Mark Cohen was born in 1943 in Wilkes-Barre, a small Pennsylvania mining town. A figure of the street photography genre which dominated American photography in the early 1970s, he is also the inventor of a distinctive photographic language, marked by a fleeting arrangement of lines and, at the same time, an instinctive grasp of the organic, sculptural quality of forms. Two photographs hang opposite each other in his studio: one from Henri Cartier-Bresson's surrealist period and another by Aaron Siskind. The elegant geometry of one and the dry plenitude of the other transpire in the work of Mark Cohen, which John Szarkowski showed at the MoMA as of 1973.

Over the past 40 years Mark Cohen has walked the length and breadth of the streets in and around his hometown, seizing - or rather extracting - fragments of gestures, postures and bodies. In his photos we see headless torsos, smiling children, willing subjects yet still frighteningly vulnerable, thinly sketched limbs and coats worn like protective cloaks. Thus Mark Cohen slices and sculpts the very thick of the world to impose, in successive touches, a Kafkaesque vision, ruthless and poetic, of an environment that encompasses him. A vision from within.

This remarkable body of work - Cohen rarely uses the viewfinder, holding the camera at arm's length - is rooted in impulsions that last just fractions of a second. A disconcerting strangeness emanates from his subjects, some caught in the dazzle of the flash. Bodies seem uncomfortable, threatened, lost, grinning too wildly or reduced to their erotic dimension. Ordinary objects appear isolated, mysterious, sinister. The decline of this small mining town is right there, in its yards, at its bus stops, on its porches, but Mark Cohen's intentions are anything but documentary. Repetitive to the verge of obsession, he has no idea what brought him there or what he hopes to find. Rather he is driven by the beauty of a chance encounter, by the torments or delights he detects in another's substance.

There is, in the brutality of his gaze, a rawness and a nervous energy, an ambivalence and a grace through which the making of a photo becomes the expression of a revelation.

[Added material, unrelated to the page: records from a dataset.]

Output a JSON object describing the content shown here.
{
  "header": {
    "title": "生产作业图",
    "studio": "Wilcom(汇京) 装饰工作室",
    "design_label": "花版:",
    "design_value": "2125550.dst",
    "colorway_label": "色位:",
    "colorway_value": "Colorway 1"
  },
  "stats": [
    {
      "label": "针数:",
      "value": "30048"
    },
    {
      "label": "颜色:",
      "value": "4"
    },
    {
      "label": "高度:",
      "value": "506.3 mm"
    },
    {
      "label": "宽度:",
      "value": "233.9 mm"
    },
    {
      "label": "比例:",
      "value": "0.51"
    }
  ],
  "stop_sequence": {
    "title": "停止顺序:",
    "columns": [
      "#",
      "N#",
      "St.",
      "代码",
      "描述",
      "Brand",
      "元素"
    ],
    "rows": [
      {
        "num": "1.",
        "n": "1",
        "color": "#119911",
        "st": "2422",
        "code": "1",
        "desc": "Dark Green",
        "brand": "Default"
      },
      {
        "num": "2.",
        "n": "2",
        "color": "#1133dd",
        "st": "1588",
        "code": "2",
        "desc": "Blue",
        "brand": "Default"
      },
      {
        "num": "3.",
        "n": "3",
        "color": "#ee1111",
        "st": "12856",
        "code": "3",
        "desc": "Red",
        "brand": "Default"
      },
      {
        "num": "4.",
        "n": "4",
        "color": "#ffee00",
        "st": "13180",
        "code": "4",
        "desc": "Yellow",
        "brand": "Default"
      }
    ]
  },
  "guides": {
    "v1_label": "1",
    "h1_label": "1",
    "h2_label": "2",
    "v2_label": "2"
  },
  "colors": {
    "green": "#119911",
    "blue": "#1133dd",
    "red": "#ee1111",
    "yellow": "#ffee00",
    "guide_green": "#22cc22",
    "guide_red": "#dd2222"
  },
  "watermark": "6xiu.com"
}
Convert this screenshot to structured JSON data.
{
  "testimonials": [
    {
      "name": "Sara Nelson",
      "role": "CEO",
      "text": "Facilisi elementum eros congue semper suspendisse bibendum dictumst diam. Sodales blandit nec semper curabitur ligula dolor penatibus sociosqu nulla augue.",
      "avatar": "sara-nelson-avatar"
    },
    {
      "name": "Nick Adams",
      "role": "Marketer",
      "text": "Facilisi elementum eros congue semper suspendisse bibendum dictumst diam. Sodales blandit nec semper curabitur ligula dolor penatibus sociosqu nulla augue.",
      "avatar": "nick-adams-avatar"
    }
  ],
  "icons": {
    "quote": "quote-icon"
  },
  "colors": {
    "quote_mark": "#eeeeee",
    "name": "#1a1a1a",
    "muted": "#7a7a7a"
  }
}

If you treat yourself to just one photobook this season, this is my personal recommendation.

— Jim Casper

To view Casper's other selections please click here.